According to a new poll from Quinnipiac University, McAuliffe leads Cuccinelli 44 to 41 percent among likely voters, within the poll's three-percent margin of error. Libertarian candidate Robert Sarvis, for his part, draws seven percent, while six percent of respondents remain undecided.
McAuliffe is seen more favorably than Cuccinelli, though, with a 38-38 percent split to Cuccinelli's 34-51 favorable/unfavorable rating. Cuccinelli leads among white voters (48 percent) and men (47 percent), while McAuliffe claims more support among black voters (77 percent) and women (49 percent).
Sarvis' role may be decisive come November, but analysts aren't yet sure who he helps—or hurts—more.
"Right now, we can't tell whether Sarvis' candidacy is hurting Cuccinelli more than McAuliffe," says Peter A. Brown, assistant director of the Quinnipiac University Polling Institute. "The Libertarian candidate is getting 3 percent of the Republican vote and 2 percent of the Democratic vote, but 14 percent of independent voters."

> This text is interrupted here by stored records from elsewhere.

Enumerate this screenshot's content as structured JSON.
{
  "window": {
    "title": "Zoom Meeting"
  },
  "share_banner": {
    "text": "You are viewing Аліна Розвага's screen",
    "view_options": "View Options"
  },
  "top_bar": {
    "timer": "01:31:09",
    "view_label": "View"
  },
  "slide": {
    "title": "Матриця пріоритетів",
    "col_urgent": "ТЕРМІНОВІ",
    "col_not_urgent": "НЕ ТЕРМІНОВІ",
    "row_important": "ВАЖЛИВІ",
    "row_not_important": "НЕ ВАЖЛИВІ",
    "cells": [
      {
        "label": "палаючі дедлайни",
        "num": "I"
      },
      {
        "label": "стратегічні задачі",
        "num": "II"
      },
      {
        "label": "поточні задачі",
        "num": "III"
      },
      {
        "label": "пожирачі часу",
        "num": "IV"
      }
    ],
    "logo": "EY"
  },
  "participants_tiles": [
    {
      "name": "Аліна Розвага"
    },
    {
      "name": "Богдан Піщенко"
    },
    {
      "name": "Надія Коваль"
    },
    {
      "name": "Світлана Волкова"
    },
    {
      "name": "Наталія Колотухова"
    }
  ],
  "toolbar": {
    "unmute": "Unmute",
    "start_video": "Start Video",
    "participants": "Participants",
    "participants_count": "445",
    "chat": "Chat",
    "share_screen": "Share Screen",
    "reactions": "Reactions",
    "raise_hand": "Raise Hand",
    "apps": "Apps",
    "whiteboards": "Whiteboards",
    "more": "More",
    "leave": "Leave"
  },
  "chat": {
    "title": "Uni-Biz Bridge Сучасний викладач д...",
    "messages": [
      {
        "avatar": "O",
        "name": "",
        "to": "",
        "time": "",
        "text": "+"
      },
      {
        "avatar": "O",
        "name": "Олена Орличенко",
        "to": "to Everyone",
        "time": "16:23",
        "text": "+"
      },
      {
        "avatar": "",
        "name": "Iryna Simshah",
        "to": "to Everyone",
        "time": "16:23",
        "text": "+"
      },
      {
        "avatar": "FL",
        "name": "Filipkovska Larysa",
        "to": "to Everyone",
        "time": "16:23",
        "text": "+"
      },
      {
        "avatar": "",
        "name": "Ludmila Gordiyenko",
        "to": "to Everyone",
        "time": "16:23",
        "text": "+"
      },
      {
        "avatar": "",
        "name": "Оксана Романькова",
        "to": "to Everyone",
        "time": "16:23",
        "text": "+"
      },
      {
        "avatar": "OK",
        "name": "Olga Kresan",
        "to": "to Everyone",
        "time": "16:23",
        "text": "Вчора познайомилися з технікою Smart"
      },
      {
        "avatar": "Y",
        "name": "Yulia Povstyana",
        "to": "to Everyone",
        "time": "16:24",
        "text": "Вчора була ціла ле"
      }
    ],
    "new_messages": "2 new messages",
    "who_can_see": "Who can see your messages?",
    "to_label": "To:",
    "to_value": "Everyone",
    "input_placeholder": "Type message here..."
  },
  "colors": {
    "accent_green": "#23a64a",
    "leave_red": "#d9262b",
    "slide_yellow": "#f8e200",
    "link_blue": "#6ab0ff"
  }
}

The poll finds that respondents think McAuliffe is more trustworthy than Cuccinelli, while they find Cuccinelli to have more experience to by the commonwealth's top elected official. Still, respondents say McAuliffe understands their problems better than Cuccinelli.